Correlated datasets develop when multiple observations are collected from a sampling unit (e.g., repeated measures of a bank over time, or hormone levels in a breast cancer patient over time), or from clustered data where observations are grouped based on a shared characteristic (e.g., observations on different banks grouped by zip code, or on cancer patients from a specific clinic). The generalized linear model framework for independent data is extended to model correlated data via the introduction of second-order variance components directly into the independent data model's estimating equation. This generalization of the estimating equation from the independence model is thus referred to as a Generalized Estimating Equation (GEE). This article discusses the foundation of GEEs as well as how user-specified correlation structures are accommodated in the model-building process. This article also discusses the relationship and similarity to the underlying generalized linear model framework and we point out alternative approaches to GEEs for modeling correlated data such as fixed-effects models and random-effects models.
Article
Using longitudinal data from the 4-H Study of Positive Youth Development, the authors assessed 1,977 adolescents across Grades 5 to 8 to determine if there were distinctive developmental paths for behavioral and emotional school engagement; if these paths varied in relation to sex, race/ethnicity, and family socioeconomic status (SES); and whether links existed between trajectories of school engagement and grades, depression, substance use, and delinquency.
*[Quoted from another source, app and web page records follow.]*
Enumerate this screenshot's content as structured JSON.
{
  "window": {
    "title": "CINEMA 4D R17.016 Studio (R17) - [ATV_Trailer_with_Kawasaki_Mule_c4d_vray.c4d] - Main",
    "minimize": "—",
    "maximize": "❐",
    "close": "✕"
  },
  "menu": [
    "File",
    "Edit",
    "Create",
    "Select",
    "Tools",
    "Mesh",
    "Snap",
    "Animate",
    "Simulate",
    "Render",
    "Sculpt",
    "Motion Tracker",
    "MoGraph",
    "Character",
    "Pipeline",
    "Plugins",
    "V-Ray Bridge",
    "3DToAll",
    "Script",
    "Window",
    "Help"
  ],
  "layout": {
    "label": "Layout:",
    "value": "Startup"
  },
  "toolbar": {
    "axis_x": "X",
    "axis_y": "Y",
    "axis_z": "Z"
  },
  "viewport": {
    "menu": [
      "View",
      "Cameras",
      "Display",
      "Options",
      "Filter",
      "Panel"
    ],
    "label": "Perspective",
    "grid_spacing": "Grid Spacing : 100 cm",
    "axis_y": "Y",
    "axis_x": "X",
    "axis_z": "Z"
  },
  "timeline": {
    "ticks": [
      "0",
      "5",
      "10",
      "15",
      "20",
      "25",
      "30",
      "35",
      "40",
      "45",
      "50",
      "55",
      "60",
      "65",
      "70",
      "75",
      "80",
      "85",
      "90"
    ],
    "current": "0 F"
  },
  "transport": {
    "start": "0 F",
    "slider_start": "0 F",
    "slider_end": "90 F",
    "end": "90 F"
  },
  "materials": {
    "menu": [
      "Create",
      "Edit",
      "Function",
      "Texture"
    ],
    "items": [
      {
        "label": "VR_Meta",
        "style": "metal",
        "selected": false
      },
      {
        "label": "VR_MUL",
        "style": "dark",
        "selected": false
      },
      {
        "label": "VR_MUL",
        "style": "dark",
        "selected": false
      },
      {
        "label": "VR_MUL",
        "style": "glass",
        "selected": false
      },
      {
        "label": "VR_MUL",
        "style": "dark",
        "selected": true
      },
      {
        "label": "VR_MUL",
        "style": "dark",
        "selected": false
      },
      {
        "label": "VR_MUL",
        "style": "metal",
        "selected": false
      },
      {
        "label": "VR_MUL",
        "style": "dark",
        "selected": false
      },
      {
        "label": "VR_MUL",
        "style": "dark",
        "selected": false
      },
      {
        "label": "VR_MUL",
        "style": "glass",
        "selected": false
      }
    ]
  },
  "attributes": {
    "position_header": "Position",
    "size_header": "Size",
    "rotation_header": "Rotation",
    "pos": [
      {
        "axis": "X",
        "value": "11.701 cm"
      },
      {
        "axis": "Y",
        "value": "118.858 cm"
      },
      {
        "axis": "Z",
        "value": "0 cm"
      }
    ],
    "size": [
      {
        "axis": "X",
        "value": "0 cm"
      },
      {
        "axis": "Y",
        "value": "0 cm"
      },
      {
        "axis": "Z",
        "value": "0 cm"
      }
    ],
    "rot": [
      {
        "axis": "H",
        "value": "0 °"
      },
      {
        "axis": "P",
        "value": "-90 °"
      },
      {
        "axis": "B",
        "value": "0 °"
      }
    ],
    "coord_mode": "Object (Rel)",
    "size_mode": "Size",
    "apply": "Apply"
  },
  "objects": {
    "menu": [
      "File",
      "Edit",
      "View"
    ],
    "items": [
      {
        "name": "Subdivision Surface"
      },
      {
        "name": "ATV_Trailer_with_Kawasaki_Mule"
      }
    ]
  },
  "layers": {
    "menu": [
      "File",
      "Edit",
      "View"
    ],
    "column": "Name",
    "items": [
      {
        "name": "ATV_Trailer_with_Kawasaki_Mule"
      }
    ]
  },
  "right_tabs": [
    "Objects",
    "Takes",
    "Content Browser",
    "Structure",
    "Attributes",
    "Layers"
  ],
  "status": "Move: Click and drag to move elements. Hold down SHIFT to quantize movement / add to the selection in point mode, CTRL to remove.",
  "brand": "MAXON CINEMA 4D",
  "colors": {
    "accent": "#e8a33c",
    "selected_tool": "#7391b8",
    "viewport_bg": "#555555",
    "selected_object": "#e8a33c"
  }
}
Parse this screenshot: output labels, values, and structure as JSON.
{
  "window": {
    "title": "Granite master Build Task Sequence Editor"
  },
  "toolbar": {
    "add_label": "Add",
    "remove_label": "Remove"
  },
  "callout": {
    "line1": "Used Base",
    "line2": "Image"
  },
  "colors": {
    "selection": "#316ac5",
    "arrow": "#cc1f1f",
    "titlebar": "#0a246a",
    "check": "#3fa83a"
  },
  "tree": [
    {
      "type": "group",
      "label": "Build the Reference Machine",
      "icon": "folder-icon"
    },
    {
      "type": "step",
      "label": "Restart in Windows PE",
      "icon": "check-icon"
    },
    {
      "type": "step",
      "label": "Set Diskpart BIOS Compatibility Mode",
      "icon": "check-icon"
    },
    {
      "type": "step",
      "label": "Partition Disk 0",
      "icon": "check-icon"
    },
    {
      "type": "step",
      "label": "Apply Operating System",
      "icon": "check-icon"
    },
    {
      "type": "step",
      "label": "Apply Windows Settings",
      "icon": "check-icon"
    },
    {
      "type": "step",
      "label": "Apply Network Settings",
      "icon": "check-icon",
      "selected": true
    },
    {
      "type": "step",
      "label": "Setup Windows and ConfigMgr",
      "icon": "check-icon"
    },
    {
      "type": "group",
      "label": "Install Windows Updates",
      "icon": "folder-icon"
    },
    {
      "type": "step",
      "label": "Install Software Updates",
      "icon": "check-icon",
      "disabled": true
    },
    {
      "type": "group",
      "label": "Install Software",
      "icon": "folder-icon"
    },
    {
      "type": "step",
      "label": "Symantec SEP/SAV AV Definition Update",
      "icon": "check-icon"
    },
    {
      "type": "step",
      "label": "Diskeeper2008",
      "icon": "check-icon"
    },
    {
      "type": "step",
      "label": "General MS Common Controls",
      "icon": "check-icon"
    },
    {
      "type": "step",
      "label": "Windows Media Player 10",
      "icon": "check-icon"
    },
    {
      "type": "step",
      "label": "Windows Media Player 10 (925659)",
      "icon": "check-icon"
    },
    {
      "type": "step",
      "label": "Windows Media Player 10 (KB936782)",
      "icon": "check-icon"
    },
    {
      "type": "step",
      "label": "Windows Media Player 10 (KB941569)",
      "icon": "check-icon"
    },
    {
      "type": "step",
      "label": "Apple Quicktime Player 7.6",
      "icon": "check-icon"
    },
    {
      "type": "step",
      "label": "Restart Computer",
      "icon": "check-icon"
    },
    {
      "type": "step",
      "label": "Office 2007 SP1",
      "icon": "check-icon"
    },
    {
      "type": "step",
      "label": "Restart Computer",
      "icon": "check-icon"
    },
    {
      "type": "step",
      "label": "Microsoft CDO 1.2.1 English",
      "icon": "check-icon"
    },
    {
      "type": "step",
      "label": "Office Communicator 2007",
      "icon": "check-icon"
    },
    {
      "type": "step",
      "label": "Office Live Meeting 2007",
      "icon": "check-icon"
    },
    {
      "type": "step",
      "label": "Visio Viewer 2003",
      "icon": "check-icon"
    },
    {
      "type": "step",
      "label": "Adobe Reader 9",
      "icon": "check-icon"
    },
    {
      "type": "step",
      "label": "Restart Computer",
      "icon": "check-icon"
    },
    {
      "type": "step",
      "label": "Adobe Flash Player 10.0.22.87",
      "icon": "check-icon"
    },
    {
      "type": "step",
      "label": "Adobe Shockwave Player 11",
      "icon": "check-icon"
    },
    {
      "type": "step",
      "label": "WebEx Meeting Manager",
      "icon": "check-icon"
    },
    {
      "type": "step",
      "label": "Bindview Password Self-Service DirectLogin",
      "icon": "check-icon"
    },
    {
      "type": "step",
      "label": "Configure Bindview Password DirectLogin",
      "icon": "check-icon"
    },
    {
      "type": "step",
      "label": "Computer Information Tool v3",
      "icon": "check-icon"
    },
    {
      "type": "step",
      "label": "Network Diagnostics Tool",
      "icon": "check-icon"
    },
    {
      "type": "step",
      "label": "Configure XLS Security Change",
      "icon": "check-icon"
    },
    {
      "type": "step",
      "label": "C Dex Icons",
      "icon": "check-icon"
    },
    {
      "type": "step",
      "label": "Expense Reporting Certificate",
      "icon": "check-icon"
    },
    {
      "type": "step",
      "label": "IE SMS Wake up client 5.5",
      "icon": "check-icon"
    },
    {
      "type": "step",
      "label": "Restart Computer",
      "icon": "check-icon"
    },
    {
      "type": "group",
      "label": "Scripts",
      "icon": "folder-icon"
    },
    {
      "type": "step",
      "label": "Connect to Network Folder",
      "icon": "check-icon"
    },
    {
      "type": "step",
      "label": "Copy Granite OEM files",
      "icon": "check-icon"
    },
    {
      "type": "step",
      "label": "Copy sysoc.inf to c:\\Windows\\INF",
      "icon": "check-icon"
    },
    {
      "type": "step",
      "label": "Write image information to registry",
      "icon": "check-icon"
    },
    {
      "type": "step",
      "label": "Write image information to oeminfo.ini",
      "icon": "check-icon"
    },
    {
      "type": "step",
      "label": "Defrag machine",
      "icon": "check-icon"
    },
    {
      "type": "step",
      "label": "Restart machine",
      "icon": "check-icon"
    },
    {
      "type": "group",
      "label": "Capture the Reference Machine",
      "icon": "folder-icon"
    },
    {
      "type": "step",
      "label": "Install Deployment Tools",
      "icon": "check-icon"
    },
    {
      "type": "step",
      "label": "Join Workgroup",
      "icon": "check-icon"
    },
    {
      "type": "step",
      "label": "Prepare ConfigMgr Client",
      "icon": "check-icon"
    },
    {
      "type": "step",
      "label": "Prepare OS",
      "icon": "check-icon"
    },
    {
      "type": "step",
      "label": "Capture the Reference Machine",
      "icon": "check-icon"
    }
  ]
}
Four trajectories for behavioral school engagement and four trajectories of emotional engagement were identified using a semiparametric mixture model. These trajectories were distinct with regard to initial levels of and changes in engagement, as well as to their shapes. Trajectories varied in regard to sex, SES, and race/ethnicity. Different trajectories of behavioral and emotional engagement were linked to grades, depression, delinquency, and substance use. Directions for future research and application are discussed.
Article
The p-median clustering model represents a combinatorial approach to partition data sets into disjoint, nonhierarchical groups. Object classes are constructed around exemplars, that is, manifest objects in the data set, with the remaining instances assigned to their closest cluster centers. Effective, state-of-the-art implementations of p-median clustering are virtually unavailable in the popular social and behavioral science statistical software packages. We present p-median clustering, including a detailed description of its mechanics and a discussion of available software programs and their capabilities. Application to a complex structured data set on the perception of food items illustrates p-median clustering.
Article
Although the K-means algorithm for minimizing the within-cluster sums of squared deviations from cluster centroids is perhaps the most common method for applied cluster analyses, a variety of other criteria are available. The p-median model is an especially well-studied clustering problem that requires the selection of p objects to serve as cluster centers. The objective is to choose the cluster centers such that the sum of the Euclidean distances (or some other dissimilarity measure) of objects assigned to each center is minimized. Using 12 data sets from the literature, we demonstrate that a three-stage procedure consisting of a greedy heuristic, Lagrangian relaxation, and a branch-and-bound algorithm can produce globally optimal solutions for p-median problems of nontrivial size (several hundred objects, five or more variables, and up to 10 clusters). We also report the results of an application of the p-median model to an empirical data set from the telecommunications industry.